Writers are terribly self-centered.
Now, don’t get offended. I’m not really talking about all of you. I’m pretty much talking about me.
Strangely enough, I don’t think anyone in my non-writer life would label me an egoist. Or an egotist, for that matter. I had to look up the difference, but there isn’t much of a distinction, as far as I could tell.* Anyway, I can’t picture someone calling me either one of those. At least not to my face.
With my family, colleagues at my day job, and with neighbors and friends, I try to be a good listener. I try to be generous. I take time to be there for them, to encourage them when they’re down, to support them when they’re mourning. I care about family and friends and frequently make sacrifices for them.
I sound pretty great, don’t I?
Ahem. Read on.
Ahem. Read on.
In my writerly world, I am horrified to admit that I have recently come to learn I’m a HUGE egoist.
Look at the first few paragraphs in this piece. How many times did I use the word “I?” TWELVE! It’s always all about what I think, or what I noticed, or what I wrote. Isn’t it? (Of course, I guess it might be hard to write about what you think or notice. LOL.)
I started to ponder this recently when I had a confrontation with a friend, and she pointed out to me how much I write about **me**. After a bit of soul searching, I realized she was right.
I try to be a good guy. I really do. This is in spite of all the stupid things I do, like dribbling my red herbal tea on the new carpet at work yesterday (I spent an hour cleaning it) and consistently forgetting to attach files to emails. If it can be screwed up, I’ll do it.
So, I’m an egoist and a klutz.
That’s not all. No. Not only am I all of the above, I’m mean.
I am merciless to my characters. I put them through the wringer time and time again, without care for their suffering. I torment them. I make them endure horrible losses. I hurt ANIMALS, for God’s sake. Okay, so I rescue them in the end, but what kind of a jerk does that to poor, defenseless animals?
I suppose we writers can always pretend to sit back and be the philosophical documenter, the great observer, the quintessential Hemmingway-esque witness of life. But however life presents itself - brutal or tender, seedy or majestic - all fiction comes from our inside our own minds. It’s all about how we see it. How we imagine. How we think our characters would feel.
So, how do we compensate for being such egoists?
It’s not as bad as it sounds. It certainly isn’t hopeless, and I’m pretty sure we can redeem ourselves.
Maybe we can find redemption by setting good examples through our characters' actions while they're in the midst of dashing here or there during the page turning suspense. One thing I never intended to do with my three mystery series was to teach lessons about nurturing a family, tending to a disabled wife, dealing with trauma or loss, or being a good father or grandfather. Those things just found their way into my books, because my characters do that stuff in their everyday lives. To my surprise, my readers have come back and thanked me for doing just that. It humbles me to think that by including some amusing family scenes in the middle of the mayhem, I might have actually done some good. One fellow actually told me I made him a better dad. And another wrote to say I got him through his chemo.

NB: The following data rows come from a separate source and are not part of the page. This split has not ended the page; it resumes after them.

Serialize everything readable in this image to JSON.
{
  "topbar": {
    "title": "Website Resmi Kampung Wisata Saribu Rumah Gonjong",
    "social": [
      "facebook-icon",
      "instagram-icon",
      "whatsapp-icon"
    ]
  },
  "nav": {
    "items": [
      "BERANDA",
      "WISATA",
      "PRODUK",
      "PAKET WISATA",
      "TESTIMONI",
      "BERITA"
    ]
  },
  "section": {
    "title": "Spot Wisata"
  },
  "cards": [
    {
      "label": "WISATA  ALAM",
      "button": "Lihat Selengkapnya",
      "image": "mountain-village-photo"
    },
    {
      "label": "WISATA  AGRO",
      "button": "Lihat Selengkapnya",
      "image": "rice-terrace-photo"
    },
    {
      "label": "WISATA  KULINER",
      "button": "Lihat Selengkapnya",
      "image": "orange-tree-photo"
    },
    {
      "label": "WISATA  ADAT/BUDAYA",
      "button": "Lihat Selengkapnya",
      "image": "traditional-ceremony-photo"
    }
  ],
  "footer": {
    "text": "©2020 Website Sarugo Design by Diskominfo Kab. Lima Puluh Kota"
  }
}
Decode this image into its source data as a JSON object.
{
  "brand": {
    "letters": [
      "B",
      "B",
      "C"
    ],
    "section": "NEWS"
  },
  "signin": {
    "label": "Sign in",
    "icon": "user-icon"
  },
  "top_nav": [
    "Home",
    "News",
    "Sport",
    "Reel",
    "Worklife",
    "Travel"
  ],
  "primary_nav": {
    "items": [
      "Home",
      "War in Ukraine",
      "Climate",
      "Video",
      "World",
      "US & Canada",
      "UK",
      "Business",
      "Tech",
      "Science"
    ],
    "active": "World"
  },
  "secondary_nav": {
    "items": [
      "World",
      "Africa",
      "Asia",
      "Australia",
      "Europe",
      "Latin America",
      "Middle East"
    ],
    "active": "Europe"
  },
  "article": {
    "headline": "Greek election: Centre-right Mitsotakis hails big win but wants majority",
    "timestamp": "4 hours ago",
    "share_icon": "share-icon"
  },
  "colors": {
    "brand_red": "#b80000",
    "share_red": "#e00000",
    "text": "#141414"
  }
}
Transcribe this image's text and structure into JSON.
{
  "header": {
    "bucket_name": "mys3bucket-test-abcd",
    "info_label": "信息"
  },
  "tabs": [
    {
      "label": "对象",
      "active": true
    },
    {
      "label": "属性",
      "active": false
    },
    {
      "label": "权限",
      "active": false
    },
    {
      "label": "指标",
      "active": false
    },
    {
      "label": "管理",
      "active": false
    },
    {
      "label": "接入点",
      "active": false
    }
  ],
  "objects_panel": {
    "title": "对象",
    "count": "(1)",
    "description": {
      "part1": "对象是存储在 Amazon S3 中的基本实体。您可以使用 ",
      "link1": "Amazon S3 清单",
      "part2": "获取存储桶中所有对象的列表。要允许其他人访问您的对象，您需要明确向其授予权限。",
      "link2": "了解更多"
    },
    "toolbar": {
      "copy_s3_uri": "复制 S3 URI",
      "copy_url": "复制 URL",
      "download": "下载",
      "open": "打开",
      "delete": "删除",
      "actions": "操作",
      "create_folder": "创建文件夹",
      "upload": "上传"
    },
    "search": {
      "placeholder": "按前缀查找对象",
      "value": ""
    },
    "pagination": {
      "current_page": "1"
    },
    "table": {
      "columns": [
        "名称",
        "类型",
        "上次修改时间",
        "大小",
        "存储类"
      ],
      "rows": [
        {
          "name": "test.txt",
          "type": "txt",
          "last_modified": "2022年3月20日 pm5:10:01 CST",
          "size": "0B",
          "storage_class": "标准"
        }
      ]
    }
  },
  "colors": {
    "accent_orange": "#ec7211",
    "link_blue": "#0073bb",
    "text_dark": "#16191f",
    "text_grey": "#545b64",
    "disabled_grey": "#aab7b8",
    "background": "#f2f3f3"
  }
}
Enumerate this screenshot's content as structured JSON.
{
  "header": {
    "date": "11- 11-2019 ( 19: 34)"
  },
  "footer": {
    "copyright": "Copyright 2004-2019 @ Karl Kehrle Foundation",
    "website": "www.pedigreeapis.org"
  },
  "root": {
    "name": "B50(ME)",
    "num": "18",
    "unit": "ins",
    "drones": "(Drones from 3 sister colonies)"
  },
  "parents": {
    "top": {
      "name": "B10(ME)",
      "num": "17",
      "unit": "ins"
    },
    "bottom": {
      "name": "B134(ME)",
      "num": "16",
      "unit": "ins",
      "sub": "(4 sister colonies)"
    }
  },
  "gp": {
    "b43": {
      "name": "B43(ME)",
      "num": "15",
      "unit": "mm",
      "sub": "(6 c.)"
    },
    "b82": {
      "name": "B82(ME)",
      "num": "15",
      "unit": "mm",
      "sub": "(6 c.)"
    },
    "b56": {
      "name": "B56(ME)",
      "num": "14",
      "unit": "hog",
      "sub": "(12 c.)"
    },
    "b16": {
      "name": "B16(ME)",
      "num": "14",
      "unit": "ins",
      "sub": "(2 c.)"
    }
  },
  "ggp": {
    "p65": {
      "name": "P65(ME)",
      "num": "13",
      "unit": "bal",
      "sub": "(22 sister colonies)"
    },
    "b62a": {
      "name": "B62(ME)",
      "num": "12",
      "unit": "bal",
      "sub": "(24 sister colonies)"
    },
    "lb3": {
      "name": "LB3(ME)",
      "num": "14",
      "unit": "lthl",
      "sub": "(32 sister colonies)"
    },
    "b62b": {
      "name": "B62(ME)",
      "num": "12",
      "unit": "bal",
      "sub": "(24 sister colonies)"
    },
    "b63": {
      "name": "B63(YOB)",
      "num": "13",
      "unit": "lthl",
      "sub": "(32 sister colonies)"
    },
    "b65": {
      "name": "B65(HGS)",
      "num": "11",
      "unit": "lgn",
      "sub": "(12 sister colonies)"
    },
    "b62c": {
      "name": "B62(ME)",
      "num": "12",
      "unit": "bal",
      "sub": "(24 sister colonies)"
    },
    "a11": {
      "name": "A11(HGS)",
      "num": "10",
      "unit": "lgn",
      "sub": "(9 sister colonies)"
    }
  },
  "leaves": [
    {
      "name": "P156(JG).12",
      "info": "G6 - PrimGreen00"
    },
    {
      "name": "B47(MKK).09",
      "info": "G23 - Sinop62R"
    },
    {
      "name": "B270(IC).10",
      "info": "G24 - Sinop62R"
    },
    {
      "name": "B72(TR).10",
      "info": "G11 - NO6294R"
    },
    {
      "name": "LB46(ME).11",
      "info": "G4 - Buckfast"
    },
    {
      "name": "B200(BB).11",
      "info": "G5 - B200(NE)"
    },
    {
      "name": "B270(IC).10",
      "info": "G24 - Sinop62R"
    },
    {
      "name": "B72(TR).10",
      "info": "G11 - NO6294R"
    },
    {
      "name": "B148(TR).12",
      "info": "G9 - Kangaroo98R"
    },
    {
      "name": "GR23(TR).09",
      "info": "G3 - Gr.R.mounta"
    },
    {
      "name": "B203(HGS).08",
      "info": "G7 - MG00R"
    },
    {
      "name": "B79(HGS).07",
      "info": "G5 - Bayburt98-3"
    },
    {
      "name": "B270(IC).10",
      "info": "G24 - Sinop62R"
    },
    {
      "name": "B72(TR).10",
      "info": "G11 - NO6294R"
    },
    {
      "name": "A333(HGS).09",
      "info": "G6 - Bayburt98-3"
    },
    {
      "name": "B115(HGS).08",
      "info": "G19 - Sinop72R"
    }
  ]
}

Like I said, it’s all pretty darned humbling.
Can examples like these make up for my weaknesses and faults? For that great big ego? For my incessant ranting about me?
Man. I sure hope so.
2. an arrogantly conceited person; egotist.
1. a conceited, boastful person.
2. a selfish person; egoist.
To read more about this egoist, go to the Lazar tab at the top of the page. ;o)